[[ Exercise input, beginning ]]

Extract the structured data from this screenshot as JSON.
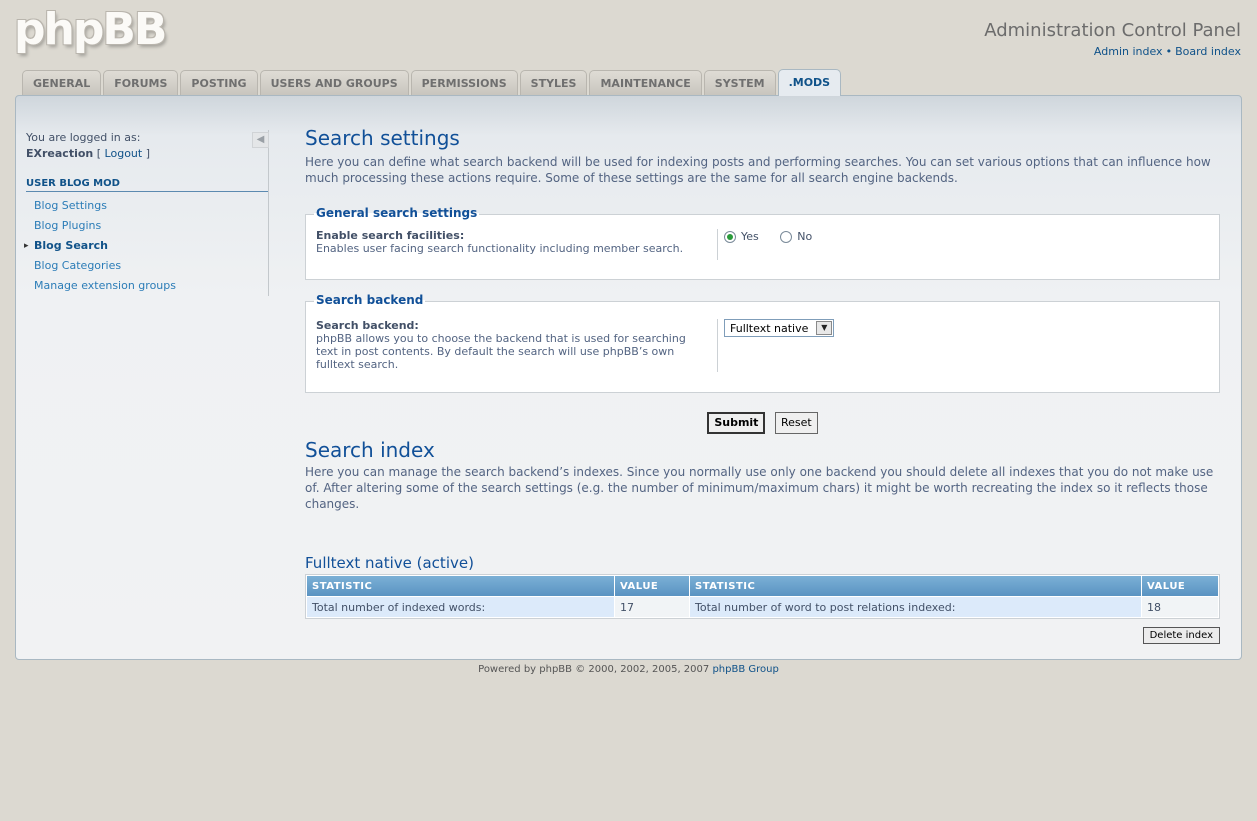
{
  "header": {
    "logo_text": "phpBB",
    "acp_title": "Administration Control Panel",
    "links": [
      "Admin index",
      "Board index"
    ],
    "separator": "•"
  },
  "tabs": [
    "GENERAL",
    "FORUMS",
    "POSTING",
    "USERS AND GROUPS",
    "PERMISSIONS",
    "STYLES",
    "MAINTENANCE",
    "SYSTEM",
    ".MODS"
  ],
  "active_tab": ".MODS",
  "sidebar": {
    "logged_in_label": "You are logged in as:",
    "username": "EXreaction",
    "logout_open": "[",
    "logout_label": "Logout",
    "logout_close": "]",
    "section_title": "USER BLOG MOD",
    "items": [
      "Blog Settings",
      "Blog Plugins",
      "Blog Search",
      "Blog Categories",
      "Manage extension groups"
    ],
    "active_item": "Blog Search"
  },
  "search_settings": {
    "title": "Search settings",
    "description": "Here you can define what search backend will be used for indexing posts and performing searches. You can set various options that can influence how much processing these actions require. Some of these settings are the same for all search engine backends."
  },
  "general_fieldset": {
    "legend": "General search settings",
    "label": "Enable search facilities:",
    "explain": "Enables user facing search functionality including member search.",
    "options": [
      "Yes",
      "No"
    ],
    "selected": "Yes"
  },
  "backend_fieldset": {
    "legend": "Search backend",
    "label": "Search backend:",
    "explain": "phpBB allows you to choose the backend that is used for searching text in post contents. By default the search will use phpBB’s own fulltext search.",
    "selected_value": "Fulltext native"
  },
  "buttons": {
    "submit": "Submit",
    "reset": "Reset"
  },
  "search_index": {
    "title": "Search index",
    "description": "Here you can manage the search backend’s indexes. Since you normally use only one backend you should delete all indexes that you do not make use of. After altering some of the search settings (e.g. the number of minimum/maximum chars) it might be worth recreating the index so it reflects those changes."
  },
  "index_section": {
    "title": "Fulltext native (active)",
    "headers": [
      "STATISTIC",
      "VALUE",
      "STATISTIC",
      "VALUE"
    ],
    "row": [
      "Total number of indexed words:",
      "17",
      "Total number of word to post relations indexed:",
      "18"
    ],
    "delete_label": "Delete index"
  },
  "footer": {
    "prefix": "Powered by phpBB © 2000, 2002, 2005, 2007",
    "link": "phpBB Group"
  }
}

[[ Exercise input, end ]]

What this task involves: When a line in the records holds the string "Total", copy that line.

Expected output:
      "Total number of indexed words:",
      "Total number of word to post relations indexed:",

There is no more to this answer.